Paste Magazine

•Reviews and features site

It’s frequently ugly and confusing, but it also has a vitality in its images. Often, everything within a panel is squished up right next to the frame. Dialogue is delivered with exclamation points, and sound effects are rendered large and bold. Whether Simmons will maximize his strengths is yet to be seen—and he may not care to do so.

Publishers Weekly

•Publishing trade magazine

The grainy black and white illustrations lend an additional layer of atmospheric disquiet to the stark narrative that includes full nudity, bloody violence and at least one image of grotesque infant mutilation. Despite the fragmented nature of the tale, the unique story is captivating because it is odd in the fullest sense of the word: there's no sign of the ordinary, usual and expected.

The Comics Reporter

•Comics website and blog

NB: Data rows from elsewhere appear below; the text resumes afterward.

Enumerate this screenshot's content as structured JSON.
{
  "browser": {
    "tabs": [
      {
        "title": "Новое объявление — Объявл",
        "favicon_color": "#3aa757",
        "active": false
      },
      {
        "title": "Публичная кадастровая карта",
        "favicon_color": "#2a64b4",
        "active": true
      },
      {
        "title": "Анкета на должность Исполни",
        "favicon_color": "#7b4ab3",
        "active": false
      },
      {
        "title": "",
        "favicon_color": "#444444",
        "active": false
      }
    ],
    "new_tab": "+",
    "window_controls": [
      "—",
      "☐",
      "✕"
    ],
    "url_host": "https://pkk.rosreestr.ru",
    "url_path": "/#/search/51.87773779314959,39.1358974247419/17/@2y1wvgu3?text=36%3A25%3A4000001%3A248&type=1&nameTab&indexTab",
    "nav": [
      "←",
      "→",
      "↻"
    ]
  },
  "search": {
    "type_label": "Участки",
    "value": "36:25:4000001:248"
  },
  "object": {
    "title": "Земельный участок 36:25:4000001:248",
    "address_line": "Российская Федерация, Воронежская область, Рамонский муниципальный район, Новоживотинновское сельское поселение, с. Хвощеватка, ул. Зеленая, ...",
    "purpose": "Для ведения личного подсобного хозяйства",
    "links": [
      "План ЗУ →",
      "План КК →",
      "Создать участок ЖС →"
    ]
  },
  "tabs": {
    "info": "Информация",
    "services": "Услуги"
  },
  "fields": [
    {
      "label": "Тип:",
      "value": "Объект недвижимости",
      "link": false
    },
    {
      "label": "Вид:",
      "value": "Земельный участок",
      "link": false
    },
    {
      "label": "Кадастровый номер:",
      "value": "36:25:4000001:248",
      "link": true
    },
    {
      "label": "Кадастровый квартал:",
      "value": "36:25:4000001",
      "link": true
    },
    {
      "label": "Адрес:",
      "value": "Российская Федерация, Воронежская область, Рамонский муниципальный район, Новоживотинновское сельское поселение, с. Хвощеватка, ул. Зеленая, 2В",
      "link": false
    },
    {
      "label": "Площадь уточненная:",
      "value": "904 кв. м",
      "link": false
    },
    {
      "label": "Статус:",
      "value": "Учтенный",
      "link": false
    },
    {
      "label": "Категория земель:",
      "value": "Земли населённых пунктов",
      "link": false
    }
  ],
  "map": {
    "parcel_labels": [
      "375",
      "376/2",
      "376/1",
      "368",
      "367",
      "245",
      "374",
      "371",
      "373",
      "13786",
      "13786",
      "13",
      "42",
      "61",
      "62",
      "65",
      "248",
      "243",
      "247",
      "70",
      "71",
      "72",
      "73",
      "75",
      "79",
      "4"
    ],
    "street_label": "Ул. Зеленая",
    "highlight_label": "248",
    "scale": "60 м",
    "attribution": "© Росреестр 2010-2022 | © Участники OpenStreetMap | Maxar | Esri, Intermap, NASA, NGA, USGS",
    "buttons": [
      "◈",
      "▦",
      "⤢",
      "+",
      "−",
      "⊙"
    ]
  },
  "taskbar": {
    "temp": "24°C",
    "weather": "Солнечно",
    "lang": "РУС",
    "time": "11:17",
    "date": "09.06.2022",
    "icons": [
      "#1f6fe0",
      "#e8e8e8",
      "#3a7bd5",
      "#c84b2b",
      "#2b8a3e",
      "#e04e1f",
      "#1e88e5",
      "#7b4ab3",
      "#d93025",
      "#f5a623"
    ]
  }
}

“My favorite sequence, however, came at the end as Simmons uses his lead's scattered energy post-battle as a slow-build to a sex scene that suggests spiritual transformation, if only of the temporary variety. I hope future generations like this comic decades from now as much as I do right now.” – Tom Spurgeon